[Source information — start]

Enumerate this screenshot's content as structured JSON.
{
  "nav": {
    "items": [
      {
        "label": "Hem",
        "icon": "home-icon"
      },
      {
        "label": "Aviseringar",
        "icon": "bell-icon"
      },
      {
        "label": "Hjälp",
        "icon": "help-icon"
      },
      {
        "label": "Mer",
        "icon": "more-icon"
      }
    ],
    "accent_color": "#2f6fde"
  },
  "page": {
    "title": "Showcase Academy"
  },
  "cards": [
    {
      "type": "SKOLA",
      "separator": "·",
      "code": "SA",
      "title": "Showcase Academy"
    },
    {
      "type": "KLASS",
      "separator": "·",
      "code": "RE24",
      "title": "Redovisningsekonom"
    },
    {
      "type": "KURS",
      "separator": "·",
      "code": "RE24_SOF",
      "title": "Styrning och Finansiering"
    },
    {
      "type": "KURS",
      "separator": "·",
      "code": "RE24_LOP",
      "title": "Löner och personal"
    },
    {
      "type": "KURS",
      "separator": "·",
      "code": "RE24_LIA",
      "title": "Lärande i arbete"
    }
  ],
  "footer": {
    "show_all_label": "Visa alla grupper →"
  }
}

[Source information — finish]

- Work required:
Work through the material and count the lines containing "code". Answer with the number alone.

- Result below:
5